Keystone Kops: Last night, thanks to the excellent work of the Montgomery Advertiser's Jay Tate, we were treated to a running Twitter play-by-play of the attempt by Auburn and Montgomery Police, the FBI, and the U.S. Marshal Service to apprehend Desmonte Leonard, the suspect in Saturday night's shootings at Auburn. To say that the operation didn't go well (at least in terms of the sort of operation you want getting live coverage) would be understating it. Police received a pair of 911 calls, one from an occupant of the house in question, leading them to a suburban home in Montgomery. Tear gas was fired, and a comprehensive search of the house was undertaken, with sources reporting that police were certain there was a conscious and mobile human being in the attic.
Not so much.

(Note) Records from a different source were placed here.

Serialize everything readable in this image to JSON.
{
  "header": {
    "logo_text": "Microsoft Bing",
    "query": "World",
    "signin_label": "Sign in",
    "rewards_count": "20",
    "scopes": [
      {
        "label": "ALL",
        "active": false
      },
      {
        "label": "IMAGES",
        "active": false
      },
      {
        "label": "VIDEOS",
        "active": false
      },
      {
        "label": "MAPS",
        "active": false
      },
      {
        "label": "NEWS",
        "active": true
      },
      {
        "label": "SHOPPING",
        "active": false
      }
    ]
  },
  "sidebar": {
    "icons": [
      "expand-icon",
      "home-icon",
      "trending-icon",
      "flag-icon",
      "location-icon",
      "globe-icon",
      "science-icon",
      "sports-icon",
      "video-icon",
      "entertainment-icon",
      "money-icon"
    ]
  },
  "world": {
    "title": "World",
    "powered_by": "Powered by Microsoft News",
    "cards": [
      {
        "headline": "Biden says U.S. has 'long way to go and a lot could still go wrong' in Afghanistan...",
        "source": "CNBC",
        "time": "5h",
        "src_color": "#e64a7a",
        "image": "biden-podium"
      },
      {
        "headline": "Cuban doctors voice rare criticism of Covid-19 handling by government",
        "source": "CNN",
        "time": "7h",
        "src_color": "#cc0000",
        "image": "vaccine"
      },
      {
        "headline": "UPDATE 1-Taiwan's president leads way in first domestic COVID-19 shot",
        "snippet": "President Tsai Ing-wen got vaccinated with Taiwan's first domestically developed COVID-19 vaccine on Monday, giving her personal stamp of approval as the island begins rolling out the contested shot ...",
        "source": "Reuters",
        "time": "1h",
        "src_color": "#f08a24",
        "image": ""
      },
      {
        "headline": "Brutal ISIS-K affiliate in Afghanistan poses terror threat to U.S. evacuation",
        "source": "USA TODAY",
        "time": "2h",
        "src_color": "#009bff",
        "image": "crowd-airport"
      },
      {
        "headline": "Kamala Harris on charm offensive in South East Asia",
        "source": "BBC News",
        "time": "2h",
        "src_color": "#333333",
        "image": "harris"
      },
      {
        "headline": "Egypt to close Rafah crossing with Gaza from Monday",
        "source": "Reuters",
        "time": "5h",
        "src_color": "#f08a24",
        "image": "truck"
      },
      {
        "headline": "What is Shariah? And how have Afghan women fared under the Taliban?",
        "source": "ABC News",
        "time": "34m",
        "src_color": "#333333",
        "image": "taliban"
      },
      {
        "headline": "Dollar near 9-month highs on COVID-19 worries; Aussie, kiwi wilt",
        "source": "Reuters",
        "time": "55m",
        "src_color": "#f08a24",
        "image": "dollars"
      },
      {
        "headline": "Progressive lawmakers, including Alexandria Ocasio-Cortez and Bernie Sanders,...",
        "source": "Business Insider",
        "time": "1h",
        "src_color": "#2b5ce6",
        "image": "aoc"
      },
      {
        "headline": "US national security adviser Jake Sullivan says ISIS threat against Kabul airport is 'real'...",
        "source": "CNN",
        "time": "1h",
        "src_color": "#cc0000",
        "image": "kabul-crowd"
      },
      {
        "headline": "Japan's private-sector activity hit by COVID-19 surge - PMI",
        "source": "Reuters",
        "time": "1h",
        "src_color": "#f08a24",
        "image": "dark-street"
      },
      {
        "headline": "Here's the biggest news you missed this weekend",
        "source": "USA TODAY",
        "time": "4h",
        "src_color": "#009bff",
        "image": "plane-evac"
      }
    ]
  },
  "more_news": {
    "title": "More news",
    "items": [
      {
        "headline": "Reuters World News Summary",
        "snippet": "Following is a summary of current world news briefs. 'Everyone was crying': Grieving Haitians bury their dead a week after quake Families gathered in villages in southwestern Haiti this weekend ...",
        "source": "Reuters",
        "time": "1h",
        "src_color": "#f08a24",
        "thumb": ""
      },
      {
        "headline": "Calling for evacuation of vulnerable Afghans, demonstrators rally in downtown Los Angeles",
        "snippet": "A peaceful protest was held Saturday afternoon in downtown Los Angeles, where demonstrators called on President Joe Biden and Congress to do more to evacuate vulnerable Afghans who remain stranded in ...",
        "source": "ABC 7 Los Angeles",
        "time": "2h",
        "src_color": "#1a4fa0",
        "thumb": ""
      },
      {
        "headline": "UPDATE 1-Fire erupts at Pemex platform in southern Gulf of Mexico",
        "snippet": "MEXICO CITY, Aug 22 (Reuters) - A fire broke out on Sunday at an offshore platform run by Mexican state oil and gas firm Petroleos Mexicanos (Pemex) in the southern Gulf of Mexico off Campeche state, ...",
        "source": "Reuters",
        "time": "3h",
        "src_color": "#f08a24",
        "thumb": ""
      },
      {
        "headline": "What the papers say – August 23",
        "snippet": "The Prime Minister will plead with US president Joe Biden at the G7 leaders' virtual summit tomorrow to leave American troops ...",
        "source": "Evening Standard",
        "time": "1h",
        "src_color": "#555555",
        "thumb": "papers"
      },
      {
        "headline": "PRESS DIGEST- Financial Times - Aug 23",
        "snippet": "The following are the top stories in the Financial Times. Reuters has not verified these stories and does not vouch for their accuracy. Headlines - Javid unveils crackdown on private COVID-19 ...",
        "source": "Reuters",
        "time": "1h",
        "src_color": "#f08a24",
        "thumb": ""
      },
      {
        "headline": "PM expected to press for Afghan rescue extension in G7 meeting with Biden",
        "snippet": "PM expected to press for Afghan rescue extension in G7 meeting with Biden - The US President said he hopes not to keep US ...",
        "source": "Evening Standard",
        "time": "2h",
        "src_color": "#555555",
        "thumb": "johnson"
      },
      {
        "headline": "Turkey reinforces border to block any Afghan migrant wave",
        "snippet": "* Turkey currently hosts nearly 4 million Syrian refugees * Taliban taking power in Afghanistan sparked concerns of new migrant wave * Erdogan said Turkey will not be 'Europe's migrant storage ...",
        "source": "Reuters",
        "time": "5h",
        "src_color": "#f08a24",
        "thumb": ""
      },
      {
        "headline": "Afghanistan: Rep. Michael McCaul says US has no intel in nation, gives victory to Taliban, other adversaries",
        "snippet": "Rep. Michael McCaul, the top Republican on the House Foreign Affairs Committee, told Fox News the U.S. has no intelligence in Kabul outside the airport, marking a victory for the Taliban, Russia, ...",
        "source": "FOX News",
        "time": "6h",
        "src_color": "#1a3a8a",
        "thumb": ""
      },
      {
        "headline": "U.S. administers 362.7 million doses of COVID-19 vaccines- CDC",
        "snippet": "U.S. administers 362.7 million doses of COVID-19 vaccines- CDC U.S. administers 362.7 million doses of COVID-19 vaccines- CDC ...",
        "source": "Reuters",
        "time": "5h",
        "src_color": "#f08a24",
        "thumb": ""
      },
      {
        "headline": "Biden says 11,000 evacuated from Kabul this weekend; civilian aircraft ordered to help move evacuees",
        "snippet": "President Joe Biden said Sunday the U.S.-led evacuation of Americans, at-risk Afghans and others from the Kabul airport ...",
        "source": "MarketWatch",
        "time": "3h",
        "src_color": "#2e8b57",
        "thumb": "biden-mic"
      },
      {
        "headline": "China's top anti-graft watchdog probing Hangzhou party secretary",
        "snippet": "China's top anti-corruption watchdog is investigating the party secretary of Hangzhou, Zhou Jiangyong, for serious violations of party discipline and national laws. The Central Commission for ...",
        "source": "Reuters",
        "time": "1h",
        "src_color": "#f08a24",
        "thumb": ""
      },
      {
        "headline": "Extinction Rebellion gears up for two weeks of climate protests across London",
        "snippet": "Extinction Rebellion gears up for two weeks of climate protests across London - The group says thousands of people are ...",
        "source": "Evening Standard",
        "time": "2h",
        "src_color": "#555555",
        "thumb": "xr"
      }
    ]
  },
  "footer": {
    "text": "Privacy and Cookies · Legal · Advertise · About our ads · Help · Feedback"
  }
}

It seems that in the fifteen minutes between the 911 call and police arrival on the scene, Leonard (if he was, indeed, truly there at all) fled.
Today, there have been press conferences with the Auburn chief of police, the mayor of Montgomery, and now Auburn coach Gene Chizik. Leonard is still at large, and police statements seem to be focusing more in reminding citizens of the penalties for providing misleading information than anything else. It brings up the question of just how sophisticated the equipment being used by law enforcement last night actually was, insofar as early reports insisted that there was a human being hiding in the attic, and that heat imaging had been used to determine this.
In other developments, two men were arrested and charged with hindering prosecution; one, 18-year-old Jeremy Thomas had allegedly fled the scene with Leonard, while the other, 41-year-old Gabriel Thomas, had apparently had contact with Leonard after the shooting and then provided misleading information to investigators.
That Other Thing: The first witness in the Jerry Sandusky trial utterly humiliated Sandusky's attorney, Joe Amendola. Of course, Amendola's opening remarks, in which he tried to paint Sandusky as the victim, may have been more hopeless. Mike McQueary is on the stand now. There, you're up to date and I can stop talking about this one.Forgot to Pay the Bill: The Big East is now suing TCU for $5 million. When I first saw the headline, my immediate reaction was "OH, PLEASE," because I assumed the Big East was just being silly. Then I read the story and discovered that it's because TCU is refusing to even pay the agreed-upon sum for leaving the conference, at which point I said, "Oh. Well, uh, okay."
And Another Lawsuit: This one's more concerning, as it's a suit against Connecticut women's basketball coach Geno Auriemma for sexual harassment. Former NYPD detective Kelley Hardwick, an NBA security official who's worked with the US WNT as well, was released from her WNT responsibilities after complaining about Auriemma trying to put the moves on her.
Finally, Someone at Clemson Denies Interest in the Big 12: Of course, it's just Dabo Swinney, which means it's completely meaningless.
Dabo Swinney: "We’re a 1000 % committed to the ACC. Going to the Big 12 is the worst thing we could do as a program. It makes zero sense"— Travis Sawchik (@travis_sawchik) June 12, 2012
On the Road Again: Conference USA has pulled their basketball tournaments from Memphis, what with Memphis no longer being part of the happy Conference USA family. The 2013 event will be in Tulsa, which didn't do a great job of attending the tournament in 2010 despite a decent population base and two Division I basketball programs.
Diablerie: Senior guard Khalif Wyatt of Temple: busted in a prostitution sting in Atlantic City. ... Another torched recruitment letter, as BYU commit Brayden Kearsley declares war on Utah. ... and that's it. A horribly un-fun day.
Spring Championships: The CWS field is now finally set, and for the first time since 1970 a school from Ohio will be visiting Omaha. Kent State won a thriller last night over Oregon to advance, giving the College World Series not only two northern schools, but two cinderellas. Joining Kent State and the other five teams which had already punched their tickets (Florida, Florida State, Arizona, UCLA, and Stony Brook) are Arkansas, who broke a scoreless tie in the 10th inning then clung to the lead, and twice-defending champion South Carolina. The party kicks off on Friday.